CARNOUSTIE, SCOTLAND – Rory McIlroy has seen the photos – taken 11 years ago when his round face was topped by bouncy, curly brown hair as he captured low amateur honors at Carnoustie in his first Open Championship – and laughs.
“It’s good memories,” McIlroy said Wednesday. “When I looked in the mirror back then, I didn’t think (my hair) was as big as it was. Anyways, we live and we learn.”
His hair cut closer now and his face thinner than in 2007, McIlroy has returned to Carnoustie to answer a different set of questions. A four-time major champion, this is the fourth anniversary of his last major win when he captured the Claret Jug at Hoylake.
Should McIlroy never win another tournament, the 29-year-old already has put together a Hall of Fame career. The byproduct of McIlroy’s success is the heightened sense of expectation, particularly in the four major championships.
He won the Arnold Palmer Invitational in dashing fashion in April but faded with a chance to win the Masters two weeks later. At Carnoustie, McIlroy knows he has not finished outside the top five in his past three Open Championship starts (he missed 2015 due to an ankle injury).
McIlroy has run more cold than hot with the putter in recent months but reaching Carnoustie’s greens is more demanding than the putting surfaces themselves.

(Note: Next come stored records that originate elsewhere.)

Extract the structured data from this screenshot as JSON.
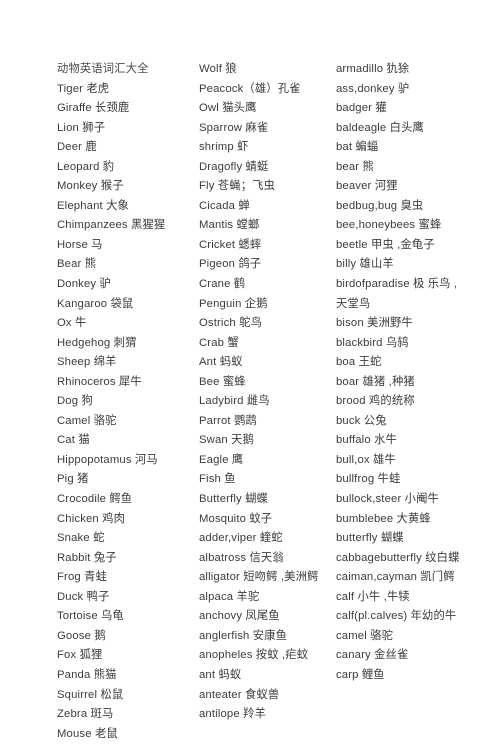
{
  "document": {
    "title": "动物英语词汇大全",
    "page_background": "#ffffff",
    "text_color": "#3c3c3c",
    "column_count": 3
  },
  "columns": [
    {
      "name": "column-1",
      "entries": [
        "动物英语词汇大全",
        "Tiger 老虎",
        "Giraffe 长颈鹿",
        "Lion 狮子",
        "Deer 鹿",
        "Leopard 豹",
        "Monkey 猴子",
        "Elephant 大象",
        "Chimpanzees 黑猩猩",
        "Horse 马",
        "Bear 熊",
        "Donkey 驴",
        "Kangaroo 袋鼠",
        "Ox 牛",
        "Hedgehog 刺猬",
        "Sheep 绵羊",
        "Rhinoceros 犀牛",
        "Dog 狗",
        "Camel 骆驼",
        "Cat 猫",
        "Hippopotamus 河马",
        "Pig 猪",
        "Crocodile 鳄鱼",
        "Chicken 鸡肉",
        "Snake 蛇",
        "Rabbit 兔子",
        "Frog 青蛙",
        "Duck 鸭子",
        "Tortoise 乌龟",
        "Goose 鹅",
        "Fox 狐狸",
        "Panda 熊猫",
        "Squirrel 松鼠",
        "Zebra 斑马",
        "Mouse 老鼠"
      ]
    },
    {
      "name": "column-2",
      "entries": [
        "Wolf 狼",
        "Peacock（雄）孔雀",
        "Owl 猫头鹰",
        "Sparrow 麻雀",
        "shrimp 虾",
        "Dragofly 蜻蜓",
        "Fly 苍蝇；飞虫",
        "Cicada 蝉",
        "Mantis 螳螂",
        "Cricket 蟋蟀",
        "Pigeon 鸽子",
        "Crane 鹤",
        "Penguin 企鹅",
        "Ostrich 鸵鸟",
        "Crab 蟹",
        "Ant 蚂蚁",
        "Bee 蜜蜂",
        "Ladybird 雌鸟",
        "Parrot 鹦鹉",
        "Swan 天鹅",
        "Eagle 鹰",
        "Fish 鱼",
        "Butterfly 蝴蝶",
        "Mosquito 蚊子",
        "adder,viper 蝰蛇",
        "albatross 信天翁",
        "alligator 短吻鳄 ,美洲鳄",
        "alpaca 羊驼",
        "anchovy 凤尾鱼",
        "anglerfish 安康鱼",
        "anopheles 按蚊 ,疟蚊",
        "ant 蚂蚁",
        "anteater 食蚁兽",
        "antilope 羚羊"
      ]
    },
    {
      "name": "column-3",
      "entries": [
        "armadillo 犰狳",
        "ass,donkey 驴",
        "badger 獾",
        "baldeagle 白头鹰",
        "bat 蝙蝠",
        "bear 熊",
        "beaver 河狸",
        "bedbug,bug 臭虫",
        "bee,honeybees 蜜蜂",
        "beetle 甲虫 ,金龟子",
        "billy 雄山羊",
        "birdofparadise 极 乐鸟 ,天堂鸟",
        "bison 美洲野牛",
        "blackbird 乌鸫",
        "boa 王蛇",
        "boar 雄猪 ,种猪",
        "brood 鸡的统称",
        "buck 公兔",
        "buffalo 水牛",
        "bull,ox 雄牛",
        "bullfrog 牛蛙",
        "bullock,steer 小阉牛",
        "bumblebee 大黄蜂",
        "butterfly 蝴蝶",
        "cabbagebutterfly 纹白蝶",
        "caiman,cayman 凯门鳄",
        "calf 小牛 ,牛犊",
        "calf(pl.calves) 年幼的牛",
        "camel 骆驼",
        "canary 金丝雀",
        "carp 鲤鱼"
      ]
    }
  ]
}
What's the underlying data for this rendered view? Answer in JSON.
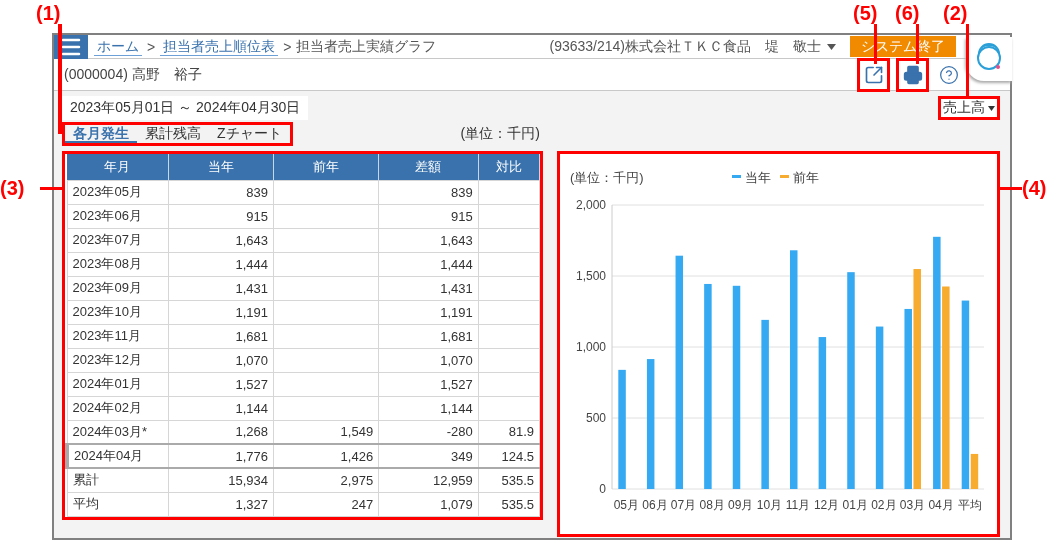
{
  "header": {
    "breadcrumb": [
      {
        "kind": "link",
        "label": "ホーム"
      },
      {
        "kind": "separator",
        "label": ">"
      },
      {
        "kind": "link",
        "label": "担当者売上順位表"
      },
      {
        "kind": "separator",
        "label": ">"
      },
      {
        "kind": "current",
        "label": "担当者売上実績グラフ"
      }
    ],
    "account": "(93633/214)株式会社ＴＫＣ食品　堤　敬士",
    "exit_button": "システム終了"
  },
  "person": "(0000004) 高野　裕子",
  "period": "2023年05月01日 ～ 2024年04月30日",
  "measure_dropdown": "売上高",
  "tabs": [
    {
      "label": "各月発生",
      "selected": true
    },
    {
      "label": "累計残高",
      "selected": false
    },
    {
      "label": "Zチャート",
      "selected": false
    }
  ],
  "unit": "(単位：千円)",
  "table": {
    "columns": [
      "年月",
      "当年",
      "前年",
      "差額",
      "対比"
    ],
    "rows": [
      {
        "cells": [
          "2023年05月",
          "839",
          "",
          "839",
          ""
        ],
        "selected": false
      },
      {
        "cells": [
          "2023年06月",
          "915",
          "",
          "915",
          ""
        ],
        "selected": false
      },
      {
        "cells": [
          "2023年07月",
          "1,643",
          "",
          "1,643",
          ""
        ],
        "selected": false
      },
      {
        "cells": [
          "2023年08月",
          "1,444",
          "",
          "1,444",
          ""
        ],
        "selected": false
      },
      {
        "cells": [
          "2023年09月",
          "1,431",
          "",
          "1,431",
          ""
        ],
        "selected": false
      },
      {
        "cells": [
          "2023年10月",
          "1,191",
          "",
          "1,191",
          ""
        ],
        "selected": false
      },
      {
        "cells": [
          "2023年11月",
          "1,681",
          "",
          "1,681",
          ""
        ],
        "selected": false
      },
      {
        "cells": [
          "2023年12月",
          "1,070",
          "",
          "1,070",
          ""
        ],
        "selected": false
      },
      {
        "cells": [
          "2024年01月",
          "1,527",
          "",
          "1,527",
          ""
        ],
        "selected": false
      },
      {
        "cells": [
          "2024年02月",
          "1,144",
          "",
          "1,144",
          ""
        ],
        "selected": false
      },
      {
        "cells": [
          "2024年03月*",
          "1,268",
          "1,549",
          "-280",
          "81.9"
        ],
        "selected": false
      },
      {
        "cells": [
          "2024年04月",
          "1,776",
          "1,426",
          "349",
          "124.5"
        ],
        "selected": true
      },
      {
        "cells": [
          "累計",
          "15,934",
          "2,975",
          "12,959",
          "535.5"
        ],
        "selected": false
      },
      {
        "cells": [
          "平均",
          "1,327",
          "247",
          "1,079",
          "535.5"
        ],
        "selected": false
      }
    ]
  },
  "chart": {
    "chart_data": {
      "type": "bar",
      "grid": true,
      "legend": "top",
      "ylabel": "(単位：千円)",
      "categories": [
        "05月",
        "06月",
        "07月",
        "08月",
        "09月",
        "10月",
        "11月",
        "12月",
        "01月",
        "02月",
        "03月",
        "04月",
        "平均"
      ],
      "series": [
        {
          "name": "当年",
          "color": "#35a9f2",
          "values": [
            839,
            915,
            1643,
            1444,
            1431,
            1191,
            1681,
            1070,
            1527,
            1144,
            1268,
            1776,
            1327
          ]
        },
        {
          "name": "前年",
          "color": "#f7ab2f",
          "values": [
            null,
            null,
            null,
            null,
            null,
            null,
            null,
            null,
            null,
            null,
            1549,
            1426,
            247
          ]
        }
      ],
      "ylim": [
        0,
        2000
      ],
      "yticks": [
        {
          "value": 0,
          "label": "0"
        },
        {
          "value": 500,
          "label": "500"
        },
        {
          "value": 1000,
          "label": "1,000"
        },
        {
          "value": 1500,
          "label": "1,500"
        },
        {
          "value": 2000,
          "label": "2,000"
        }
      ]
    }
  },
  "annotations": [
    {
      "label": "(1)"
    },
    {
      "label": "(2)"
    },
    {
      "label": "(3)"
    },
    {
      "label": "(4)"
    },
    {
      "label": "(5)"
    },
    {
      "label": "(6)"
    }
  ]
}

While some wonder if McIlroy’s career has peaked – he won his four majors in a four-year span – there’s a case to be made that he’s still in the first half of his prime playing days.
“I’ve always said that my performances in the majors at that point, that wasn’t the norm. That wasn’t my normal level. That was above my normal level. Then you sort of go back down, and then you build yourself back up again. But everything finds its balance.
“Even the 14 that Tiger won, that was him at the peak of his powers, and that was him at his 100 percent best. We’re not all going to be like that every single time. There’s going to be times where you do struggle with this and with that. As long as there’s points during the year where you can maybe get yourself to that level, then that’s great.”
When McIlroy was at Carnoustie in 2007, he found himself outside the ropes watching Pádraig Harrington and Sergio García dueling for the Claret Jug. McIlroy was a García fan growing up but he felt the tug of Irish pride watching Harrington win in Scotland.
It would be two years before McIlroy had his breakthrough victory at the Dubai Desert Classic and three years before the first of his 14 PGA Tour victories.
Seeing the photos from 11 years ago, McIlroy wants to bring back some of what he had in the past.
“I’ve alluded to the fact that I think sometimes I need to get back to that attitude where I play carefree and just happy to be here,” McIlroy said.
“It was my first Open Championship. I was just trying to soak everything in, and I was just so grateful to be here. If you’re happy in what you’re doing and you’re just happy to be here, I feel like a golf tournament is … it’s where I feel the most comfortable. It’s where I feel like I can 100 percent be myself and express myself.
“I think sometimes with the pressure that’s maybe put on the top guys to perform at such a high level every week, that starts to weigh on you a little bit. I look back at those pictures, and the more I can be like that kid, the better.”